- _REQUIRED WORK_
Return all of the material exactly; no line may be dropped.

- _RECORDS TO USE_
'''
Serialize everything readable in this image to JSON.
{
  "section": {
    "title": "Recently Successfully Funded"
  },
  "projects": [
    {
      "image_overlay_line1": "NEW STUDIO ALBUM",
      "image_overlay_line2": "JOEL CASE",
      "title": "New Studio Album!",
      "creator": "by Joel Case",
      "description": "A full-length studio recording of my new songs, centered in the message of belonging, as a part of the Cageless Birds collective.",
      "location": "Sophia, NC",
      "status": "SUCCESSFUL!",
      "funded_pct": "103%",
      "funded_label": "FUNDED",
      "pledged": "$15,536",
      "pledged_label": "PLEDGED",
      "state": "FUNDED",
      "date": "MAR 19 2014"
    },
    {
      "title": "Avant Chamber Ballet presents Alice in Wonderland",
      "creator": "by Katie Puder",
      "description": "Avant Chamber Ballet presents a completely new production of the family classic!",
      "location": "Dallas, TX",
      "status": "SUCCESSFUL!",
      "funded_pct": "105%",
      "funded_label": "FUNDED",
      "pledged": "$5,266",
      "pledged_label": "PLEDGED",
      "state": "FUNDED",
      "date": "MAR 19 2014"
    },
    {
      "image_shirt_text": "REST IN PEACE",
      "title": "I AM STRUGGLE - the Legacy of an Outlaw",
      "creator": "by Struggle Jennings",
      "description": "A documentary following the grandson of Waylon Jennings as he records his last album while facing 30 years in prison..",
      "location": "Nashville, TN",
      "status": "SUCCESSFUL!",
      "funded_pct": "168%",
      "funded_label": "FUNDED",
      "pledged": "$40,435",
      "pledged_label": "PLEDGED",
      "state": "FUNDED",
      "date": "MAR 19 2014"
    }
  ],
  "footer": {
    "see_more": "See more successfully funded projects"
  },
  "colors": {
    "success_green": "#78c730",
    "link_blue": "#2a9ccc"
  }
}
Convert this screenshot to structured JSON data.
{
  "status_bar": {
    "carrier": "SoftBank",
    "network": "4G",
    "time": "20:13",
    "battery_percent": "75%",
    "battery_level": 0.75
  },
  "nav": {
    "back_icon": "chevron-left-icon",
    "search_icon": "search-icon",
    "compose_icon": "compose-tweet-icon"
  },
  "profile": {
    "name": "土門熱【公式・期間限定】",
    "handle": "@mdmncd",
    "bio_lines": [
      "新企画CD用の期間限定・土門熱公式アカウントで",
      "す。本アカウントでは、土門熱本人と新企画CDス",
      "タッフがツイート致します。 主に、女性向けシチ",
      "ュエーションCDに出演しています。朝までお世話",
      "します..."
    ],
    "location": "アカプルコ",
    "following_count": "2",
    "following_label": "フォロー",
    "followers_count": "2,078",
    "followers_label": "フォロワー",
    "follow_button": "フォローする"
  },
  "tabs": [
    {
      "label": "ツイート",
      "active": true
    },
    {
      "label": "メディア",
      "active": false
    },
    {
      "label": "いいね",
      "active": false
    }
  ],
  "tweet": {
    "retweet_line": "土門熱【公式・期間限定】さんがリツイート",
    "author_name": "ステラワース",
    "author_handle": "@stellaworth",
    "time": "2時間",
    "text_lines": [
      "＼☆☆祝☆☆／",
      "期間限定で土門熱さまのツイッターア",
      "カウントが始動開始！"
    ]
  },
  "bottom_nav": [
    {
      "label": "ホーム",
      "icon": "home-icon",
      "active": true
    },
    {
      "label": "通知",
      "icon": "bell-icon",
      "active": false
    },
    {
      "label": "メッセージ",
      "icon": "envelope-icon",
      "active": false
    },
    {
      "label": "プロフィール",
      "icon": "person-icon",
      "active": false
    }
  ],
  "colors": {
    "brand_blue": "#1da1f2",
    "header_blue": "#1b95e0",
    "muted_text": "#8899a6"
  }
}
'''
- _SOLVED PROBLEM_
Serialize everything readable in this image to JSON.
{
  "section": {
    "title": "Recently Successfully Funded"
  },
  "projects": [
    {
      "image_overlay_line1": "NEW STUDIO ALBUM",
      "image_overlay_line2": "JOEL CASE",
      "title": "New Studio Album!",
      "creator": "by Joel Case",
      "description": "A full-length studio recording of my new songs, centered in the message of belonging, as a part of the Cageless Birds collective.",
      "location": "Sophia, NC",
      "status": "SUCCESSFUL!",
      "funded_pct": "103%",
      "funded_label": "FUNDED",
      "pledged": "$15,536",
      "pledged_label": "PLEDGED",
      "state": "FUNDED",
      "date": "MAR 19 2014"
    },
    {
      "title": "Avant Chamber Ballet presents Alice in Wonderland",
      "creator": "by Katie Puder",
      "description": "Avant Chamber Ballet presents a completely new production of the family classic!",
      "location": "Dallas, TX",
      "status": "SUCCESSFUL!",
      "funded_pct": "105%",
      "funded_label": "FUNDED",
      "pledged": "$5,266",
      "pledged_label": "PLEDGED",
      "state": "FUNDED",
      "date": "MAR 19 2014"
    },
    {
      "image_shirt_text": "REST IN PEACE",
      "title": "I AM STRUGGLE - the Legacy of an Outlaw",
      "creator": "by Struggle Jennings",
      "description": "A documentary following the grandson of Waylon Jennings as he records his last album while facing 30 years in prison..",
      "location": "Nashville, TN",
      "status": "SUCCESSFUL!",
      "funded_pct": "168%",
      "funded_label": "FUNDED",
      "pledged": "$40,435",
      "pledged_label": "PLEDGED",
      "state": "FUNDED",
      "date": "MAR 19 2014"
    }
  ],
  "footer": {
    "see_more": "See more successfully funded projects"
  },
  "colors": {
    "success_green": "#78c730",
    "link_blue": "#2a9ccc"
  }
}
Convert this screenshot to structured JSON data.
{
  "status_bar": {
    "carrier": "SoftBank",
    "network": "4G",
    "time": "20:13",
    "battery_percent": "75%",
    "battery_level": 0.75
  },
  "nav": {
    "back_icon": "chevron-left-icon",
    "search_icon": "search-icon",
    "compose_icon": "compose-tweet-icon"
  },
  "profile": {
    "name": "土門熱【公式・期間限定】",
    "handle": "@mdmncd",
    "bio_lines": [
      "新企画CD用の期間限定・土門熱公式アカウントで",
      "す。本アカウントでは、土門熱本人と新企画CDス",
      "タッフがツイート致します。 主に、女性向けシチ",
      "ュエーションCDに出演しています。朝までお世話",
      "します..."
    ],
    "location": "アカプルコ",
    "following_count": "2",
    "following_label": "フォロー",
    "followers_count": "2,078",
    "followers_label": "フォロワー",
    "follow_button": "フォローする"
  },
  "tabs": [
    {
      "label": "ツイート",
      "active": true
    },
    {
      "label": "メディア",
      "active": false
    },
    {
      "label": "いいね",
      "active": false
    }
  ],
  "tweet": {
    "retweet_line": "土門熱【公式・期間限定】さんがリツイート",
    "author_name": "ステラワース",
    "author_handle": "@stellaworth",
    "time": "2時間",
    "text_lines": [
      "＼☆☆祝☆☆／",
      "期間限定で土門熱さまのツイッターア",
      "カウントが始動開始！"
    ]
  },
  "bottom_nav": [
    {
      "label": "ホーム",
      "icon": "home-icon",
      "active": true
    },
    {
      "label": "通知",
      "icon": "bell-icon",
      "active": false
    },
    {
      "label": "メッセージ",
      "icon": "envelope-icon",
      "active": false
    },
    {
      "label": "プロフィール",
      "icon": "person-icon",
      "active": false
    }
  ],
  "colors": {
    "brand_blue": "#1da1f2",
    "header_blue": "#1b95e0",
    "muted_text": "#8899a6"
  }
}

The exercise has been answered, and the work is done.